**Task prompt:** Repeat the data exactly as given below, dropping every picture.

**Dataset rows describing interfaces:**
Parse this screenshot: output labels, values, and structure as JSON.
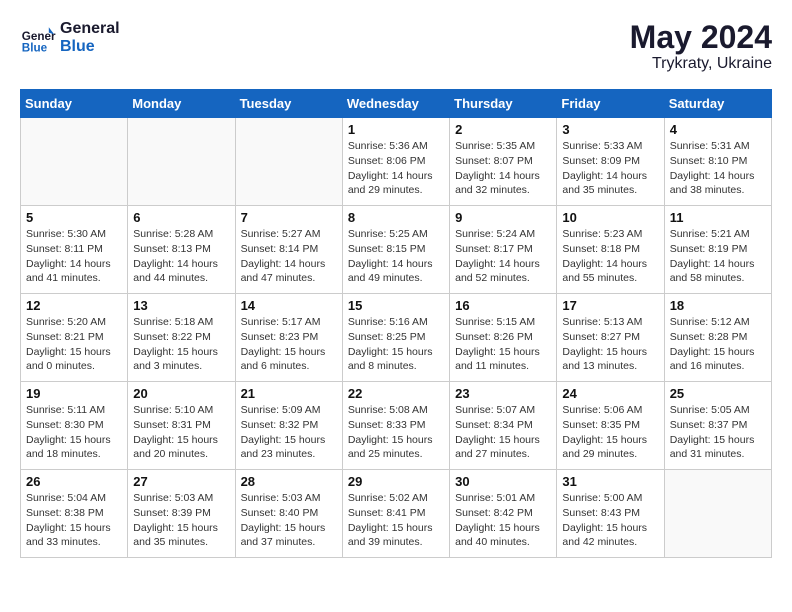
{
  "header": {
    "logo_line1": "General",
    "logo_line2": "Blue",
    "month_year": "May 2024",
    "location": "Trykraty, Ukraine"
  },
  "weekdays": [
    "Sunday",
    "Monday",
    "Tuesday",
    "Wednesday",
    "Thursday",
    "Friday",
    "Saturday"
  ],
  "weeks": [
    [
      {
        "day": "",
        "info": ""
      },
      {
        "day": "",
        "info": ""
      },
      {
        "day": "",
        "info": ""
      },
      {
        "day": "1",
        "info": "Sunrise: 5:36 AM\nSunset: 8:06 PM\nDaylight: 14 hours\nand 29 minutes."
      },
      {
        "day": "2",
        "info": "Sunrise: 5:35 AM\nSunset: 8:07 PM\nDaylight: 14 hours\nand 32 minutes."
      },
      {
        "day": "3",
        "info": "Sunrise: 5:33 AM\nSunset: 8:09 PM\nDaylight: 14 hours\nand 35 minutes."
      },
      {
        "day": "4",
        "info": "Sunrise: 5:31 AM\nSunset: 8:10 PM\nDaylight: 14 hours\nand 38 minutes."
      }
    ],
    [
      {
        "day": "5",
        "info": "Sunrise: 5:30 AM\nSunset: 8:11 PM\nDaylight: 14 hours\nand 41 minutes."
      },
      {
        "day": "6",
        "info": "Sunrise: 5:28 AM\nSunset: 8:13 PM\nDaylight: 14 hours\nand 44 minutes."
      },
      {
        "day": "7",
        "info": "Sunrise: 5:27 AM\nSunset: 8:14 PM\nDaylight: 14 hours\nand 47 minutes."
      },
      {
        "day": "8",
        "info": "Sunrise: 5:25 AM\nSunset: 8:15 PM\nDaylight: 14 hours\nand 49 minutes."
      },
      {
        "day": "9",
        "info": "Sunrise: 5:24 AM\nSunset: 8:17 PM\nDaylight: 14 hours\nand 52 minutes."
      },
      {
        "day": "10",
        "info": "Sunrise: 5:23 AM\nSunset: 8:18 PM\nDaylight: 14 hours\nand 55 minutes."
      },
      {
        "day": "11",
        "info": "Sunrise: 5:21 AM\nSunset: 8:19 PM\nDaylight: 14 hours\nand 58 minutes."
      }
    ],
    [
      {
        "day": "12",
        "info": "Sunrise: 5:20 AM\nSunset: 8:21 PM\nDaylight: 15 hours\nand 0 minutes."
      },
      {
        "day": "13",
        "info": "Sunrise: 5:18 AM\nSunset: 8:22 PM\nDaylight: 15 hours\nand 3 minutes."
      },
      {
        "day": "14",
        "info": "Sunrise: 5:17 AM\nSunset: 8:23 PM\nDaylight: 15 hours\nand 6 minutes."
      },
      {
        "day": "15",
        "info": "Sunrise: 5:16 AM\nSunset: 8:25 PM\nDaylight: 15 hours\nand 8 minutes."
      },
      {
        "day": "16",
        "info": "Sunrise: 5:15 AM\nSunset: 8:26 PM\nDaylight: 15 hours\nand 11 minutes."
      },
      {
        "day": "17",
        "info": "Sunrise: 5:13 AM\nSunset: 8:27 PM\nDaylight: 15 hours\nand 13 minutes."
      },
      {
        "day": "18",
        "info": "Sunrise: 5:12 AM\nSunset: 8:28 PM\nDaylight: 15 hours\nand 16 minutes."
      }
    ],
    [
      {
        "day": "19",
        "info": "Sunrise: 5:11 AM\nSunset: 8:30 PM\nDaylight: 15 hours\nand 18 minutes."
      },
      {
        "day": "20",
        "info": "Sunrise: 5:10 AM\nSunset: 8:31 PM\nDaylight: 15 hours\nand 20 minutes."
      },
      {
        "day": "21",
        "info": "Sunrise: 5:09 AM\nSunset: 8:32 PM\nDaylight: 15 hours\nand 23 minutes."
      },
      {
        "day": "22",
        "info": "Sunrise: 5:08 AM\nSunset: 8:33 PM\nDaylight: 15 hours\nand 25 minutes."
      },
      {
        "day": "23",
        "info": "Sunrise: 5:07 AM\nSunset: 8:34 PM\nDaylight: 15 hours\nand 27 minutes."
      },
      {
        "day": "24",
        "info": "Sunrise: 5:06 AM\nSunset: 8:35 PM\nDaylight: 15 hours\nand 29 minutes."
      },
      {
        "day": "25",
        "info": "Sunrise: 5:05 AM\nSunset: 8:37 PM\nDaylight: 15 hours\nand 31 minutes."
      }
    ],
    [
      {
        "day": "26",
        "info": "Sunrise: 5:04 AM\nSunset: 8:38 PM\nDaylight: 15 hours\nand 33 minutes."
      },
      {
        "day": "27",
        "info": "Sunrise: 5:03 AM\nSunset: 8:39 PM\nDaylight: 15 hours\nand 35 minutes."
      },
      {
        "day": "28",
        "info": "Sunrise: 5:03 AM\nSunset: 8:40 PM\nDaylight: 15 hours\nand 37 minutes."
      },
      {
        "day": "29",
        "info": "Sunrise: 5:02 AM\nSunset: 8:41 PM\nDaylight: 15 hours\nand 39 minutes."
      },
      {
        "day": "30",
        "info": "Sunrise: 5:01 AM\nSunset: 8:42 PM\nDaylight: 15 hours\nand 40 minutes."
      },
      {
        "day": "31",
        "info": "Sunrise: 5:00 AM\nSunset: 8:43 PM\nDaylight: 15 hours\nand 42 minutes."
      },
      {
        "day": "",
        "info": ""
      }
    ]
  ]
}
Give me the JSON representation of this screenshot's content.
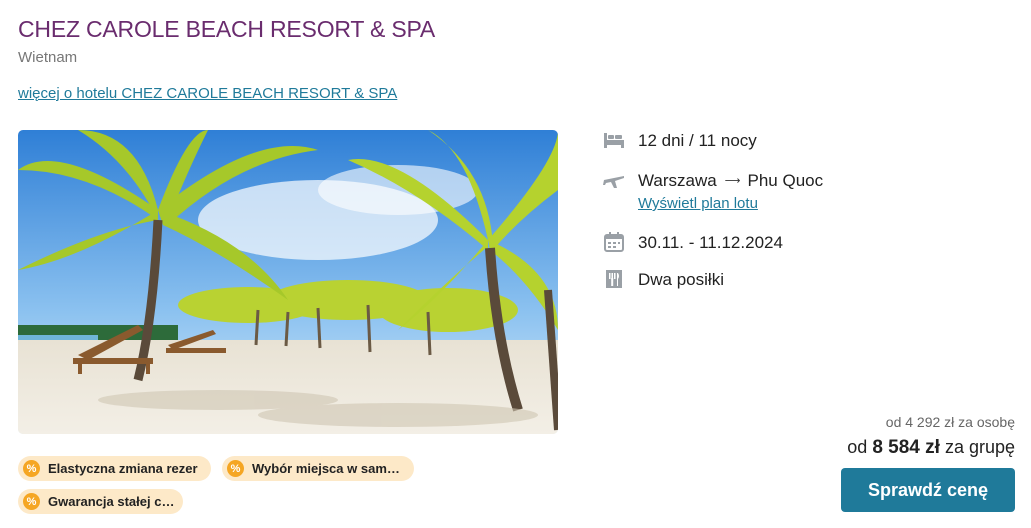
{
  "hotel": {
    "name": "CHEZ CAROLE BEACH RESORT & SPA",
    "country": "Wietnam",
    "more_link": "więcej o hotelu CHEZ CAROLE BEACH RESORT & SPA"
  },
  "details": {
    "duration": "12 dni / 11 nocy",
    "route_from": "Warszawa",
    "route_arrow": "⟶",
    "route_to": "Phu Quoc",
    "flight_plan_link": "Wyświetl plan lotu",
    "dates": "30.11. - 11.12.2024",
    "board": "Dwa posiłki"
  },
  "icons": {
    "duration": "bed-icon",
    "route": "plane-icon",
    "dates": "calendar-icon",
    "board": "meal-icon",
    "badge": "discount-percent-icon"
  },
  "badges": [
    {
      "text": "Elastyczna zmiana rezer",
      "icon_glyph": "%"
    },
    {
      "text": "Wybór miejsca w samolo",
      "icon_glyph": "%"
    },
    {
      "text": "Gwarancja stałej ceny",
      "icon_glyph": "%"
    }
  ],
  "price": {
    "per_person": "od 4 292 zł za osobę",
    "group_prefix": "od ",
    "group_amount": "8 584 zł",
    "group_suffix": " za grupę"
  },
  "cta": {
    "label": "Sprawdź cenę"
  },
  "colors": {
    "title": "#6a2c6e",
    "link": "#1f7a9a",
    "button": "#1f7a9a",
    "badge_bg": "#fde9c8",
    "badge_icon": "#f5a623"
  }
}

**Exercise result:**
Parse this screenshot: output labels, values, and structure as JSON.
{
  "header": {
    "logo_line1": "General",
    "logo_line2": "Blue",
    "month_year": "May 2024",
    "location": "Trykraty, Ukraine"
  },
  "weekdays": [
    "Sunday",
    "Monday",
    "Tuesday",
    "Wednesday",
    "Thursday",
    "Friday",
    "Saturday"
  ],
  "weeks": [
    [
      {
        "day": "",
        "info": ""
      },
      {
        "day": "",
        "info": ""
      },
      {
        "day": "",
        "info": ""
      },
      {
        "day": "1",
        "info": "Sunrise: 5:36 AM\nSunset: 8:06 PM\nDaylight: 14 hours\nand 29 minutes."
      },
      {
        "day": "2",
        "info": "Sunrise: 5:35 AM\nSunset: 8:07 PM\nDaylight: 14 hours\nand 32 minutes."
      },
      {
        "day": "3",
        "info": "Sunrise: 5:33 AM\nSunset: 8:09 PM\nDaylight: 14 hours\nand 35 minutes."
      },
      {
        "day": "4",
        "info": "Sunrise: 5:31 AM\nSunset: 8:10 PM\nDaylight: 14 hours\nand 38 minutes."
      }
    ],
    [
      {
        "day": "5",
        "info": "Sunrise: 5:30 AM\nSunset: 8:11 PM\nDaylight: 14 hours\nand 41 minutes."
      },
      {
        "day": "6",
        "info": "Sunrise: 5:28 AM\nSunset: 8:13 PM\nDaylight: 14 hours\nand 44 minutes."
      },
      {
        "day": "7",
        "info": "Sunrise: 5:27 AM\nSunset: 8:14 PM\nDaylight: 14 hours\nand 47 minutes."
      },
      {
        "day": "8",
        "info": "Sunrise: 5:25 AM\nSunset: 8:15 PM\nDaylight: 14 hours\nand 49 minutes."
      },
      {
        "day": "9",
        "info": "Sunrise: 5:24 AM\nSunset: 8:17 PM\nDaylight: 14 hours\nand 52 minutes."
      },
      {
        "day": "10",
        "info": "Sunrise: 5:23 AM\nSunset: 8:18 PM\nDaylight: 14 hours\nand 55 minutes."
      },
      {
        "day": "11",
        "info": "Sunrise: 5:21 AM\nSunset: 8:19 PM\nDaylight: 14 hours\nand 58 minutes."
      }
    ],
    [
      {
        "day": "12",
        "info": "Sunrise: 5:20 AM\nSunset: 8:21 PM\nDaylight: 15 hours\nand 0 minutes."
      },
      {
        "day": "13",
        "info": "Sunrise: 5:18 AM\nSunset: 8:22 PM\nDaylight: 15 hours\nand 3 minutes."
      },
      {
        "day": "14",
        "info": "Sunrise: 5:17 AM\nSunset: 8:23 PM\nDaylight: 15 hours\nand 6 minutes."
      },
      {
        "day": "15",
        "info": "Sunrise: 5:16 AM\nSunset: 8:25 PM\nDaylight: 15 hours\nand 8 minutes."
      },
      {
        "day": "16",
        "info": "Sunrise: 5:15 AM\nSunset: 8:26 PM\nDaylight: 15 hours\nand 11 minutes."
      },
      {
        "day": "17",
        "info": "Sunrise: 5:13 AM\nSunset: 8:27 PM\nDaylight: 15 hours\nand 13 minutes."
      },
      {
        "day": "18",
        "info": "Sunrise: 5:12 AM\nSunset: 8:28 PM\nDaylight: 15 hours\nand 16 minutes."
      }
    ],
    [
      {
        "day": "19",
        "info": "Sunrise: 5:11 AM\nSunset: 8:30 PM\nDaylight: 15 hours\nand 18 minutes."
      },
      {
        "day": "20",
        "info": "Sunrise: 5:10 AM\nSunset: 8:31 PM\nDaylight: 15 hours\nand 20 minutes."
      },
      {
        "day": "21",
        "info": "Sunrise: 5:09 AM\nSunset: 8:32 PM\nDaylight: 15 hours\nand 23 minutes."
      },
      {
        "day": "22",
        "info": "Sunrise: 5:08 AM\nSunset: 8:33 PM\nDaylight: 15 hours\nand 25 minutes."
      },
      {
        "day": "23",
        "info": "Sunrise: 5:07 AM\nSunset: 8:34 PM\nDaylight: 15 hours\nand 27 minutes."
      },
      {
        "day": "24",
        "info": "Sunrise: 5:06 AM\nSunset: 8:35 PM\nDaylight: 15 hours\nand 29 minutes."
      },
      {
        "day": "25",
        "info": "Sunrise: 5:05 AM\nSunset: 8:37 PM\nDaylight: 15 hours\nand 31 minutes."
      }
    ],
    [
      {
        "day": "26",
        "info": "Sunrise: 5:04 AM\nSunset: 8:38 PM\nDaylight: 15 hours\nand 33 minutes."
      },
      {
        "day": "27",
        "info": "Sunrise: 5:03 AM\nSunset: 8:39 PM\nDaylight: 15 hours\nand 35 minutes."
      },
      {
        "day": "28",
        "info": "Sunrise: 5:03 AM\nSunset: 8:40 PM\nDaylight: 15 hours\nand 37 minutes."
      },
      {
        "day": "29",
        "info": "Sunrise: 5:02 AM\nSunset: 8:41 PM\nDaylight: 15 hours\nand 39 minutes."
      },
      {
        "day": "30",
        "info": "Sunrise: 5:01 AM\nSunset: 8:42 PM\nDaylight: 15 hours\nand 40 minutes."
      },
      {
        "day": "31",
        "info": "Sunrise: 5:00 AM\nSunset: 8:43 PM\nDaylight: 15 hours\nand 42 minutes."
      },
      {
        "day": "",
        "info": ""
      }
    ]
  ]
}
Give me the JSON representation of this screenshot's content.
{
  "hotel": {
    "name": "CHEZ CAROLE BEACH RESORT & SPA",
    "country": "Wietnam",
    "more_link": "więcej o hotelu CHEZ CAROLE BEACH RESORT & SPA"
  },
  "details": {
    "duration": "12 dni / 11 nocy",
    "route_from": "Warszawa",
    "route_arrow": "⟶",
    "route_to": "Phu Quoc",
    "flight_plan_link": "Wyświetl plan lotu",
    "dates": "30.11. - 11.12.2024",
    "board": "Dwa posiłki"
  },
  "icons": {
    "duration": "bed-icon",
    "route": "plane-icon",
    "dates": "calendar-icon",
    "board": "meal-icon",
    "badge": "discount-percent-icon"
  },
  "badges": [
    {
      "text": "Elastyczna zmiana rezer",
      "icon_glyph": "%"
    },
    {
      "text": "Wybór miejsca w samolo",
      "icon_glyph": "%"
    },
    {
      "text": "Gwarancja stałej ceny",
      "icon_glyph": "%"
    }
  ],
  "price": {
    "per_person": "od 4 292 zł za osobę",
    "group_prefix": "od ",
    "group_amount": "8 584 zł",
    "group_suffix": " za grupę"
  },
  "cta": {
    "label": "Sprawdź cenę"
  },
  "colors": {
    "title": "#6a2c6e",
    "link": "#1f7a9a",
    "button": "#1f7a9a",
    "badge_bg": "#fde9c8",
    "badge_icon": "#f5a623"
  }
}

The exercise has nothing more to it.